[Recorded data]
§
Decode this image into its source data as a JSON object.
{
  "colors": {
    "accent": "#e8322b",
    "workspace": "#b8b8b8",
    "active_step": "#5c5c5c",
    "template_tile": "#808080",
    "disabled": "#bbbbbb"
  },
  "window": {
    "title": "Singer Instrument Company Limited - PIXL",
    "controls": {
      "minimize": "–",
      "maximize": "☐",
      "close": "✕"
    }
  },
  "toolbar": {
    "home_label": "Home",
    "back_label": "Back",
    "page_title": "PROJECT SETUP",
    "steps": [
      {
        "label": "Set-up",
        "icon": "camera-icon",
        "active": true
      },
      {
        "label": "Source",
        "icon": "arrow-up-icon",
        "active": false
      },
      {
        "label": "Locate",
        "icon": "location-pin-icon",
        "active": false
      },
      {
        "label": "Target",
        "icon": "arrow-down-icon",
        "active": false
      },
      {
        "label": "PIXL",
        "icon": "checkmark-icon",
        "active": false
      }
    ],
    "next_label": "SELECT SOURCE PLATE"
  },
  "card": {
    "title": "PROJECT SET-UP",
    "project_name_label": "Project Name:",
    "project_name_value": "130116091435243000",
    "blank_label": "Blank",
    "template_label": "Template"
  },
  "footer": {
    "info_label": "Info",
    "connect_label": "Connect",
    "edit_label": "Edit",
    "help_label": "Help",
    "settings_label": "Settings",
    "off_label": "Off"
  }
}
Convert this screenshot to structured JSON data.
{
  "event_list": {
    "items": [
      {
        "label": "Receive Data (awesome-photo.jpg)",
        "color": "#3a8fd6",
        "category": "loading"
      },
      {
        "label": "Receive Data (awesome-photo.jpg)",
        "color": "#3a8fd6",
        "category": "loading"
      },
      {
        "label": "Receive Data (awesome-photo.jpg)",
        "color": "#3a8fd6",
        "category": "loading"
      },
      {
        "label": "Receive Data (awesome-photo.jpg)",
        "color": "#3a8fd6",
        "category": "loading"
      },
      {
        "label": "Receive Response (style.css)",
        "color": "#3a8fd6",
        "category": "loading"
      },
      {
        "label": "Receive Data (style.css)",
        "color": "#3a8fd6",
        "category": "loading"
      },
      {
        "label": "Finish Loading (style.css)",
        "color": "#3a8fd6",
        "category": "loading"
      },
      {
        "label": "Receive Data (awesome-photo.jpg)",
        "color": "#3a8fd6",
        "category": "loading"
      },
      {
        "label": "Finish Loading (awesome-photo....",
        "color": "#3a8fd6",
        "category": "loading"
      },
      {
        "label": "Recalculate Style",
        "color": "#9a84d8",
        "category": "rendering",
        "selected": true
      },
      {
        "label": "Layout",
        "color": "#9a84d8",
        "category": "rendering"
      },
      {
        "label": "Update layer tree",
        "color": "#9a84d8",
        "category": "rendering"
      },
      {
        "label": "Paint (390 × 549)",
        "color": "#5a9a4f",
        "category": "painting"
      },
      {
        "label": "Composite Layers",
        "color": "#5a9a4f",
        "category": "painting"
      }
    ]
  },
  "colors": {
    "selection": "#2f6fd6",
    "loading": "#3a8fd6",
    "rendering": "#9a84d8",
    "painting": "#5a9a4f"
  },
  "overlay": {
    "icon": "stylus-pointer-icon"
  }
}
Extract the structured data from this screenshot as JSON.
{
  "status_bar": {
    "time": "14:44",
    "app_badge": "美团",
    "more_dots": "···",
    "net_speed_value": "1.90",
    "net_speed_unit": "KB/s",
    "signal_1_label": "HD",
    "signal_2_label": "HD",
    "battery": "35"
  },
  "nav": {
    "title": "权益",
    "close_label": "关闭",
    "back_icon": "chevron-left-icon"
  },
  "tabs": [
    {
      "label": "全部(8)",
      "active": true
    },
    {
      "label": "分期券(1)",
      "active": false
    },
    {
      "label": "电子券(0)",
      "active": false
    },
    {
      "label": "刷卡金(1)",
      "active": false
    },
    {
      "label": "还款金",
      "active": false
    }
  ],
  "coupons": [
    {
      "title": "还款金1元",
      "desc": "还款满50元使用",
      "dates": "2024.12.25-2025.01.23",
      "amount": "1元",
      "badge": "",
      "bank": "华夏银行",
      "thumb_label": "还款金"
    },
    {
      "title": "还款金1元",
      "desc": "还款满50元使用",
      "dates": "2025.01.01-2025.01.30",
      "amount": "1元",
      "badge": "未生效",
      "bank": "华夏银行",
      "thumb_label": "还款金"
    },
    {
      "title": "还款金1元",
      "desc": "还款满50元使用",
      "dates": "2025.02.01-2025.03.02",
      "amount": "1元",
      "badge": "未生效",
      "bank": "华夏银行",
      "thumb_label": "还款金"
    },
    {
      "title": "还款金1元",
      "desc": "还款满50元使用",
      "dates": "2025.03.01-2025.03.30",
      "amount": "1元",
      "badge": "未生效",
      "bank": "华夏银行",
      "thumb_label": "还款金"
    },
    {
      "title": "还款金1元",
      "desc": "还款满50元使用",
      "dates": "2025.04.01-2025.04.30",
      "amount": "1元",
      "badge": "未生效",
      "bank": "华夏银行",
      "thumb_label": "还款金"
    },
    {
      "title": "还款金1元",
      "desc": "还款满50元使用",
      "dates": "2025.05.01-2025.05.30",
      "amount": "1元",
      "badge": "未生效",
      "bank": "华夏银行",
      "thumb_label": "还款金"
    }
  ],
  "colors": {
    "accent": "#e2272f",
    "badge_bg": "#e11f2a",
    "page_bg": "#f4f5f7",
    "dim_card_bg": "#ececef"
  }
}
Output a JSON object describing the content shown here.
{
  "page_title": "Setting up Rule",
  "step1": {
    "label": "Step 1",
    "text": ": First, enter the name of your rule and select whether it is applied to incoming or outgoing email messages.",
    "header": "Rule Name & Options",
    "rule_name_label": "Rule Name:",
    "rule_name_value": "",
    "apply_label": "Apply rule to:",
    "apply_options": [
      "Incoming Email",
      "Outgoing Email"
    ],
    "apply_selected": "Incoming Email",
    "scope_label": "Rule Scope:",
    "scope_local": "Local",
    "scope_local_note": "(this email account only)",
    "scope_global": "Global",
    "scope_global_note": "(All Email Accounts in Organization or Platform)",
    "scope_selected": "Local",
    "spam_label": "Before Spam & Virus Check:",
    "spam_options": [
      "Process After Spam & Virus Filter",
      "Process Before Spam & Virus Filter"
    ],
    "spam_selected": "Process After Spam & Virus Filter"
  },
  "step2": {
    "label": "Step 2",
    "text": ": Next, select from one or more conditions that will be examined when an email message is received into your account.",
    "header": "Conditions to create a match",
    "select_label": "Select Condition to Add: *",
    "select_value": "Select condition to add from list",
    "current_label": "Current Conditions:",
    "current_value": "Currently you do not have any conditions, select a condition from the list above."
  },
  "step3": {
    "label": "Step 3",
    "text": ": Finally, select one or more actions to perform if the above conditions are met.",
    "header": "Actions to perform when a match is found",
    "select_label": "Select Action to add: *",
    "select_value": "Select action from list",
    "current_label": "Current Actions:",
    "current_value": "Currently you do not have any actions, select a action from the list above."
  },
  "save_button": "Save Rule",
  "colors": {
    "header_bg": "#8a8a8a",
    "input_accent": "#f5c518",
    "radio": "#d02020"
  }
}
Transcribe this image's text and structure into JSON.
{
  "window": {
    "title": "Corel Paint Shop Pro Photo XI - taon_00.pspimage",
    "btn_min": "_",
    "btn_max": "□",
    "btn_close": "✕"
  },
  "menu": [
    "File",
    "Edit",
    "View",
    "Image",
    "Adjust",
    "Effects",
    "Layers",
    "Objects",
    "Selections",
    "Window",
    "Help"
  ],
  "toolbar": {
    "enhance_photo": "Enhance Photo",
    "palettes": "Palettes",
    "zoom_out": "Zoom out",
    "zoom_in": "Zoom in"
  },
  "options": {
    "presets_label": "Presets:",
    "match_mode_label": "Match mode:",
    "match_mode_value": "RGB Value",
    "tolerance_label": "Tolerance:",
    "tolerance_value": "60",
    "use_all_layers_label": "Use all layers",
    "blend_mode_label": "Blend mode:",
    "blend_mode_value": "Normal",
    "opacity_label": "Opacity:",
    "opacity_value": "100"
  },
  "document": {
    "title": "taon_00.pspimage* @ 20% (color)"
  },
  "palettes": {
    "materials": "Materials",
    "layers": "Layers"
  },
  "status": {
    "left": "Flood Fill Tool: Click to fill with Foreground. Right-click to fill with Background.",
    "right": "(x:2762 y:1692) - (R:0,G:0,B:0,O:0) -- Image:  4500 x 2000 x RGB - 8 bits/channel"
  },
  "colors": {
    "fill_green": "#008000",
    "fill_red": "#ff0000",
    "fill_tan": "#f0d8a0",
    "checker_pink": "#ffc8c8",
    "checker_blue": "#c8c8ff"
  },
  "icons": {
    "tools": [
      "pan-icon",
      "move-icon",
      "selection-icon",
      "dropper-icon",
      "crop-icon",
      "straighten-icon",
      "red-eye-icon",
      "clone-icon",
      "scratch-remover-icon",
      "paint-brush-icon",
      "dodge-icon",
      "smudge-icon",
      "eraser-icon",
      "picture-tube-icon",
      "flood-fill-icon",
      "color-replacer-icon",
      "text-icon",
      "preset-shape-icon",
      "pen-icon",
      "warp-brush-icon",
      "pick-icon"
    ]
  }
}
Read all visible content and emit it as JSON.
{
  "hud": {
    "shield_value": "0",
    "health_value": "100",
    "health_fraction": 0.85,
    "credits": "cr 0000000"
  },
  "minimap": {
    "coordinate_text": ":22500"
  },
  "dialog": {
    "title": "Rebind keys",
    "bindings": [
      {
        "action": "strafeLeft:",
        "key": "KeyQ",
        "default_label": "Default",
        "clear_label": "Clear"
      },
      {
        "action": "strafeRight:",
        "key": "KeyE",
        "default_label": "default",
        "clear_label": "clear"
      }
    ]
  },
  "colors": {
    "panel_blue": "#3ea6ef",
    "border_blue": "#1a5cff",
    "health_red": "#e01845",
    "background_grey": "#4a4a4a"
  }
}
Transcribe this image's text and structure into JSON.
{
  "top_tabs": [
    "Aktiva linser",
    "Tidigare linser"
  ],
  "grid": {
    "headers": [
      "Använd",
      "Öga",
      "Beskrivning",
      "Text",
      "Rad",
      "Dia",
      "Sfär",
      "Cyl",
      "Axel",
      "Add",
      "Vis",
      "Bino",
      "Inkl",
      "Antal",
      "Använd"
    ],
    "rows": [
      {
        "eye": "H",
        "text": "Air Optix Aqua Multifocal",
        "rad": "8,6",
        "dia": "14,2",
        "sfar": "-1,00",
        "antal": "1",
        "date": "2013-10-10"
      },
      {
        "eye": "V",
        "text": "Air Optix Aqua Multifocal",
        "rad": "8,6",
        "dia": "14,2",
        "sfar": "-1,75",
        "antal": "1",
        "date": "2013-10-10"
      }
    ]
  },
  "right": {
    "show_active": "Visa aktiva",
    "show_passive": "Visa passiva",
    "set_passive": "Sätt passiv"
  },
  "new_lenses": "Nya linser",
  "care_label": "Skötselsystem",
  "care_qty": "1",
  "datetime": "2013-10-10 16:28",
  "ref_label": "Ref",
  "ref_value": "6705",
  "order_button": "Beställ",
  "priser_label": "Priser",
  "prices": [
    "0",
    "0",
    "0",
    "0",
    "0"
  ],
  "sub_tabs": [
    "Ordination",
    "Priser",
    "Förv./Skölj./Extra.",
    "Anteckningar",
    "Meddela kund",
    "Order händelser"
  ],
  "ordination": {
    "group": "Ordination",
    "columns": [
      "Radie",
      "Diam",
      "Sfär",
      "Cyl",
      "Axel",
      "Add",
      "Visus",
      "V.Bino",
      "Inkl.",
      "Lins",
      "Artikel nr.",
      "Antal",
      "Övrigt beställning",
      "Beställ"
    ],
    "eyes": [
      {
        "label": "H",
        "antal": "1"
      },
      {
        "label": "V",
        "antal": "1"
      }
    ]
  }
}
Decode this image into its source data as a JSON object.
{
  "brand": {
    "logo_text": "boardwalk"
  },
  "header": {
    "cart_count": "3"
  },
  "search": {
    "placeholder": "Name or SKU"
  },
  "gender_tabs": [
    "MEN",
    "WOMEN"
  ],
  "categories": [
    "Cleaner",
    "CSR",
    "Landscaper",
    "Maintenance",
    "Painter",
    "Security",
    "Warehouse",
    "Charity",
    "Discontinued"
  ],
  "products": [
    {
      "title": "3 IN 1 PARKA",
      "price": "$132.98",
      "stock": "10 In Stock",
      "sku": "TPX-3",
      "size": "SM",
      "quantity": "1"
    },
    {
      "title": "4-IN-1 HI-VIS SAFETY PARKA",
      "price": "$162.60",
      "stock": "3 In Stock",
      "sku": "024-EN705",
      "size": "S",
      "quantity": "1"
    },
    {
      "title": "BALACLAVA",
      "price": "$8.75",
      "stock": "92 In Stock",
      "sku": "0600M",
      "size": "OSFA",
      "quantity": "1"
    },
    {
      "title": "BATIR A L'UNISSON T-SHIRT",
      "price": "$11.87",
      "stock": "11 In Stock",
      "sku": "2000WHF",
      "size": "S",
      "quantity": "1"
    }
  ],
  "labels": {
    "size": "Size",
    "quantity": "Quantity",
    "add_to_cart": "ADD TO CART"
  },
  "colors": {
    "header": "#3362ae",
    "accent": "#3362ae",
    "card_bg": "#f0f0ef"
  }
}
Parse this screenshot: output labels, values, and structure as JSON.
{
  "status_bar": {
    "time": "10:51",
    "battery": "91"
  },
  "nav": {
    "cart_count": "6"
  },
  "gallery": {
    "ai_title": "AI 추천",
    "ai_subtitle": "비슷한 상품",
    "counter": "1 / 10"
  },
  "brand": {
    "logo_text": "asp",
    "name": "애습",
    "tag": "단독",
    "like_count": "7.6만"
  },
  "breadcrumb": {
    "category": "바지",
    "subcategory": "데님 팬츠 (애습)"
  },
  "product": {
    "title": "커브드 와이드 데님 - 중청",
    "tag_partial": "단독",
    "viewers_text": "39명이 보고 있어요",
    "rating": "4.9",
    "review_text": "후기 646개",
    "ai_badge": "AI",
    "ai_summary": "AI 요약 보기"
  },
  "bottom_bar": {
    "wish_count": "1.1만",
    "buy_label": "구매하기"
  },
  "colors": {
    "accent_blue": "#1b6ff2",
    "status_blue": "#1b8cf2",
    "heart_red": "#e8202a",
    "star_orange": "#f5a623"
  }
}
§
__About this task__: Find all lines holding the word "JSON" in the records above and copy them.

__Exercise result__:
Decode this image into its source data as a JSON object.
Convert this screenshot to structured JSON data.
Extract the structured data from this screenshot as JSON.
Output a JSON object describing the content shown here.
Transcribe this image's text and structure into JSON.
Read all visible content and emit it as JSON.
Transcribe this image's text and structure into JSON.
Decode this image into its source data as a JSON object.
Parse this screenshot: output labels, values, and structure as JSON.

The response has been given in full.